This will entail people organizing to take back the democratic process, starting at the local level, and continuing all the way to the top. In order to overcome decades of lawmaking and policy making that favors corporate rights over the rights of people and nature, citizens will need to be proactive and vigilant. We will need to create policies and programs that deliberately incentivize local agriculture.

A great way to get started is by supporting and getting involved with local and national organizations that are working on food, farming, and local democracy issues. Also important are letting elected officials and potential candidates know that local farming matters to us, and voting with our wallets by buying from local farmers at farmers' markets.

The role of Evolution-Local

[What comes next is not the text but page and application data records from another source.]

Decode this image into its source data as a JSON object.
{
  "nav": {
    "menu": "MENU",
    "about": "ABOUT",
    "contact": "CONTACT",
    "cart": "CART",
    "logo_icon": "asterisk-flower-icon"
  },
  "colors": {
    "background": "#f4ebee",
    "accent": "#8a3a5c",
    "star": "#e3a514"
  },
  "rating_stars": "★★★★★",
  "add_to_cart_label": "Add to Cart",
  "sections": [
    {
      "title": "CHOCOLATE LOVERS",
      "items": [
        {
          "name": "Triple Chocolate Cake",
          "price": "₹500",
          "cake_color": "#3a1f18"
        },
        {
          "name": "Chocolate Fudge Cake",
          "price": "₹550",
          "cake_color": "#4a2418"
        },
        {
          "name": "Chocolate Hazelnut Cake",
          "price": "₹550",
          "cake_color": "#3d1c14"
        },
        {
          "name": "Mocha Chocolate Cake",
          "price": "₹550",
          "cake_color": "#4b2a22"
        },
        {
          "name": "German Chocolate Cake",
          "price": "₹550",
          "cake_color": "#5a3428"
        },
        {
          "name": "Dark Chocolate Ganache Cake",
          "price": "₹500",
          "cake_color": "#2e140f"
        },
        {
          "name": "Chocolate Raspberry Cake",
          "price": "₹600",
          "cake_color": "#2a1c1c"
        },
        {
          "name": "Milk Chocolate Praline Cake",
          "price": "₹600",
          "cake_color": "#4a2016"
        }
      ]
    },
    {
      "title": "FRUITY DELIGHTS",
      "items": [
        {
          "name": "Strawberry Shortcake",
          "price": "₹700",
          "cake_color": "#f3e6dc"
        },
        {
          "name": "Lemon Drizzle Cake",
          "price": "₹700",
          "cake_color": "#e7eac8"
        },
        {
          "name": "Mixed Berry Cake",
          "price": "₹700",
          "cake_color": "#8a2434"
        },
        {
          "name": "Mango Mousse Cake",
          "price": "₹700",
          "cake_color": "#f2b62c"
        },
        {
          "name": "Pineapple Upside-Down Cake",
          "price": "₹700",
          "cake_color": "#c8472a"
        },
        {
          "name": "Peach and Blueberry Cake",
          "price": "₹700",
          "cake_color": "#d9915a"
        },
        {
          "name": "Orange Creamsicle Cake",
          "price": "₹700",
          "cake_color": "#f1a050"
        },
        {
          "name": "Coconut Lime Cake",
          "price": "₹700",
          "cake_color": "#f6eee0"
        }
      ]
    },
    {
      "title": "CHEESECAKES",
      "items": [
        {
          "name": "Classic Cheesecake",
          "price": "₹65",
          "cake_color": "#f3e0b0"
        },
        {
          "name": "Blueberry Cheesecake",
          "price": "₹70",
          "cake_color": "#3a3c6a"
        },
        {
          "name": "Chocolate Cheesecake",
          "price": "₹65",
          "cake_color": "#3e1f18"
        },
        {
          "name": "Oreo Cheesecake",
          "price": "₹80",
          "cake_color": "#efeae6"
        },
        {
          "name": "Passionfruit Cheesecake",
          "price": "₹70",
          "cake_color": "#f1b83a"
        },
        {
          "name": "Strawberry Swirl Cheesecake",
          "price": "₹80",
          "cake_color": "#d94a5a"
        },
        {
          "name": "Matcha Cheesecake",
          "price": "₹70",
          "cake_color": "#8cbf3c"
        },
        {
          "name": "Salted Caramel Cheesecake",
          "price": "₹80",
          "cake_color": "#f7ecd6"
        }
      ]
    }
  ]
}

Transitioning from industrial to regenerative agriculture is central to the Great Turning or Great Work of our times -- bringing humanity into right relationship with each other and the planet. In support of that vision the Evolution-Local websites will serve as a network of local hubs for informing, connecting, and empowering the movement. The Local Issues section of the Evolution-Local website will be a dynamic and growing archive, providing background material for those who are ready to learn and activate on behalf of the local food movement. Filling and maintaining the archive will be a collective effort, so please suggest -- or create -- any materials you think should be added.

See the articles below, and sidebar links for info on key local farming topics including the future of the sugar cane lands, efforts to stop the threat of GMOs and pesticides, and links to organizations that are working on the issues.

The initial materials presented here showcase the excellent work by our friends at Story Connective to outline Maui's farming history and highlight the potential of regenerative agriculture on the island!

Information on Local Food and Farming will also be found in other sections of the Ev-Lo Maui website (see links in sidebar):

  • The Activate! section: Ways to support and get involved with organizations that promote healthy agriculture and food security in the islands.
  • The Models and Plans section of the EvLo Toolkit. Examples of regenerative agriculture and local food systems in action.
  • The Knowledge and Skills section of the EvLo Toolkit. Info on the practical details of growing food.
  • The Local Ag section of the Political Tracker. For the latest on food and farming issues in Local and State Government.
  • The Discussion Forum. A place to look for answers to your food and agriculture questions, and engage others in discussion.
  • The Beyond Local section. For the bigger picture on food and farming issues.